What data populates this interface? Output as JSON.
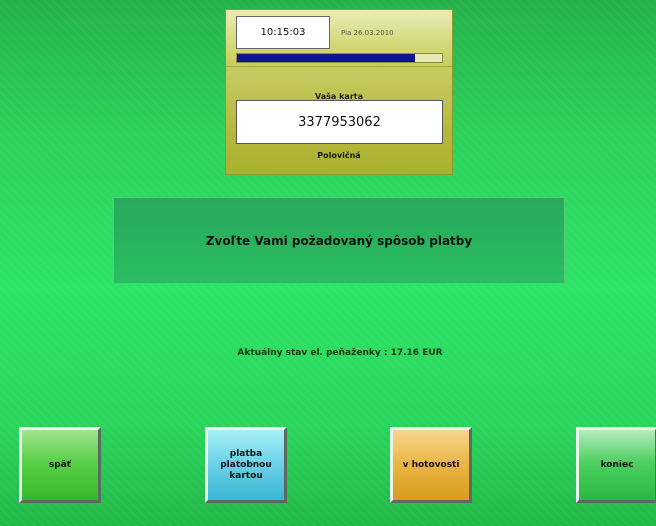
{
  "header": {
    "time": "10:15:03",
    "date": "Pia 26.03.2010",
    "progress": 0.87
  },
  "card": {
    "label": "Vaša karta",
    "number": "3377953062",
    "type": "Polovičná"
  },
  "message": "Zvoľte Vami požadovaný spôsob platby",
  "wallet": "Aktuálny stav el. peňaženky : 17.16 EUR",
  "buttons": {
    "back": "späť",
    "card_payment": "platba\nplatobnou\nkartou",
    "cash": "v hotovosti",
    "end": "koniec"
  },
  "colors": {
    "background": "#2ee366",
    "panel": "#c8cb64",
    "progress_fill": "#0d1590",
    "btn_back": "#5bd04a",
    "btn_card": "#6fd3e9",
    "btn_cash": "#e9b544",
    "btn_end": "#4fd063"
  }
}
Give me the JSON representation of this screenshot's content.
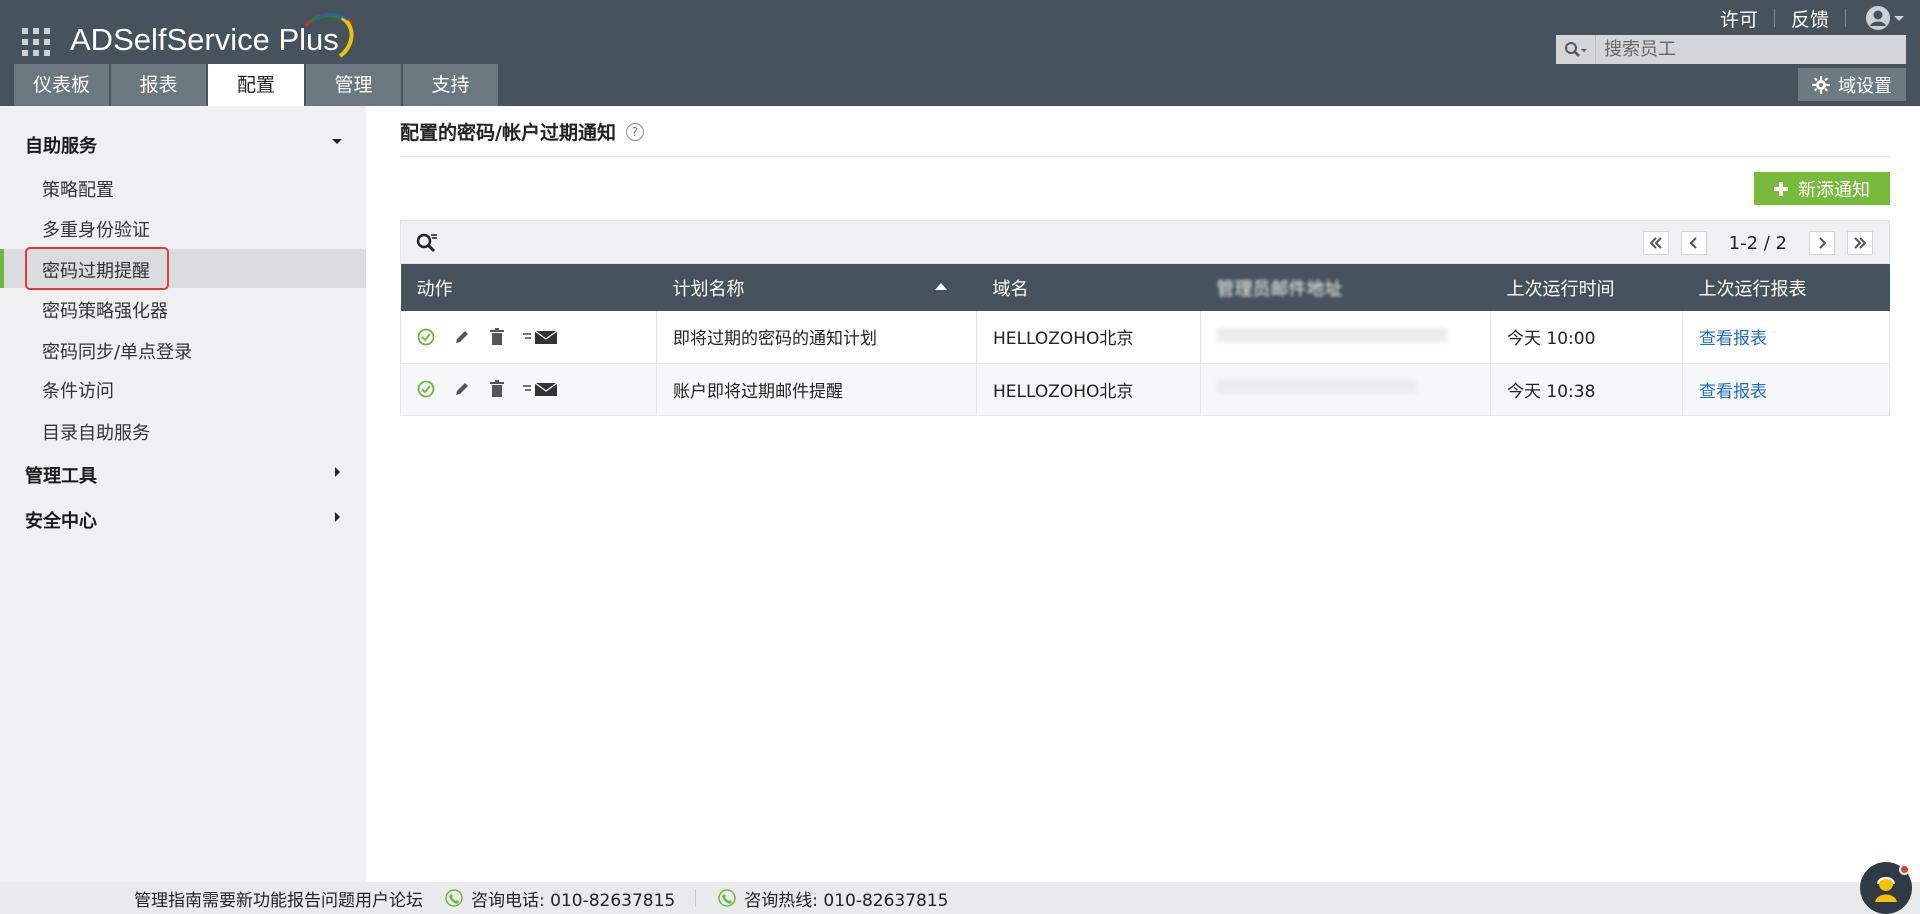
{
  "app": {
    "logo_text": "ADSelfService Plus",
    "top_links": {
      "license": "许可",
      "feedback": "反馈"
    },
    "search_placeholder": "搜索员工",
    "tabs": [
      {
        "label": "仪表板"
      },
      {
        "label": "报表"
      },
      {
        "label": "配置",
        "active": true
      },
      {
        "label": "管理"
      },
      {
        "label": "支持"
      }
    ],
    "domain_settings_label": "域设置"
  },
  "sidebar": {
    "sections": [
      {
        "title": "自助服务",
        "expanded": true
      },
      {
        "title": "管理工具",
        "expanded": false
      },
      {
        "title": "安全中心",
        "expanded": false
      }
    ],
    "items": [
      {
        "label": "策略配置"
      },
      {
        "label": "多重身份验证"
      },
      {
        "label": "密码过期提醒",
        "active": true
      },
      {
        "label": "密码策略强化器"
      },
      {
        "label": "密码同步/单点登录"
      },
      {
        "label": "条件访问"
      },
      {
        "label": "目录自助服务"
      }
    ]
  },
  "main": {
    "title": "配置的密码/帐户过期通知",
    "help": "?",
    "new_button": "新添通知",
    "pager_info": "1-2 / 2",
    "columns": [
      "动作",
      "计划名称",
      "域名",
      "管理员邮件地址",
      "上次运行时间",
      "上次运行报表"
    ],
    "rows": [
      {
        "name": "即将过期的密码的通知计划",
        "domain": "HELLOZOHO北京",
        "last_run": "今天 10:00",
        "report": "查看报表"
      },
      {
        "name": "账户即将过期邮件提醒",
        "domain": "HELLOZOHO北京",
        "last_run": "今天 10:38",
        "report": "查看报表"
      }
    ]
  },
  "footer": {
    "links": "管理指南需要新功能报告问题用户论坛",
    "phone": "咨询电话: 010-82637815",
    "hotline": "咨询热线: 010-82637815"
  },
  "colors": {
    "header": "#46535c",
    "accent_green": "#79b93c",
    "link_blue": "#1f6fc6",
    "highlight_red": "#e53935"
  }
}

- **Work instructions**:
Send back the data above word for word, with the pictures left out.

- **Task solution**:
What data populates this interface? Output as JSON.
{
  "header": {
    "time": "10:15:03",
    "date": "Pia 26.03.2010",
    "progress": 0.87
  },
  "card": {
    "label": "Vaša karta",
    "number": "3377953062",
    "type": "Polovičná"
  },
  "message": "Zvoľte Vami požadovaný spôsob platby",
  "wallet": "Aktuálny stav el. peňaženky : 17.16 EUR",
  "buttons": {
    "back": "späť",
    "card_payment": "platba\nplatobnou\nkartou",
    "cash": "v hotovosti",
    "end": "koniec"
  },
  "colors": {
    "background": "#2ee366",
    "panel": "#c8cb64",
    "progress_fill": "#0d1590",
    "btn_back": "#5bd04a",
    "btn_card": "#6fd3e9",
    "btn_cash": "#e9b544",
    "btn_end": "#4fd063"
  }
}
Give me the JSON representation of this screenshot's content.
{
  "app": {
    "logo_text": "ADSelfService Plus",
    "top_links": {
      "license": "许可",
      "feedback": "反馈"
    },
    "search_placeholder": "搜索员工",
    "tabs": [
      {
        "label": "仪表板"
      },
      {
        "label": "报表"
      },
      {
        "label": "配置",
        "active": true
      },
      {
        "label": "管理"
      },
      {
        "label": "支持"
      }
    ],
    "domain_settings_label": "域设置"
  },
  "sidebar": {
    "sections": [
      {
        "title": "自助服务",
        "expanded": true
      },
      {
        "title": "管理工具",
        "expanded": false
      },
      {
        "title": "安全中心",
        "expanded": false
      }
    ],
    "items": [
      {
        "label": "策略配置"
      },
      {
        "label": "多重身份验证"
      },
      {
        "label": "密码过期提醒",
        "active": true
      },
      {
        "label": "密码策略强化器"
      },
      {
        "label": "密码同步/单点登录"
      },
      {
        "label": "条件访问"
      },
      {
        "label": "目录自助服务"
      }
    ]
  },
  "main": {
    "title": "配置的密码/帐户过期通知",
    "help": "?",
    "new_button": "新添通知",
    "pager_info": "1-2 / 2",
    "columns": [
      "动作",
      "计划名称",
      "域名",
      "管理员邮件地址",
      "上次运行时间",
      "上次运行报表"
    ],
    "rows": [
      {
        "name": "即将过期的密码的通知计划",
        "domain": "HELLOZOHO北京",
        "last_run": "今天 10:00",
        "report": "查看报表"
      },
      {
        "name": "账户即将过期邮件提醒",
        "domain": "HELLOZOHO北京",
        "last_run": "今天 10:38",
        "report": "查看报表"
      }
    ]
  },
  "footer": {
    "links": "管理指南需要新功能报告问题用户论坛",
    "phone": "咨询电话: 010-82637815",
    "hotline": "咨询热线: 010-82637815"
  },
  "colors": {
    "header": "#46535c",
    "accent_green": "#79b93c",
    "link_blue": "#1f6fc6",
    "highlight_red": "#e53935"
  }
}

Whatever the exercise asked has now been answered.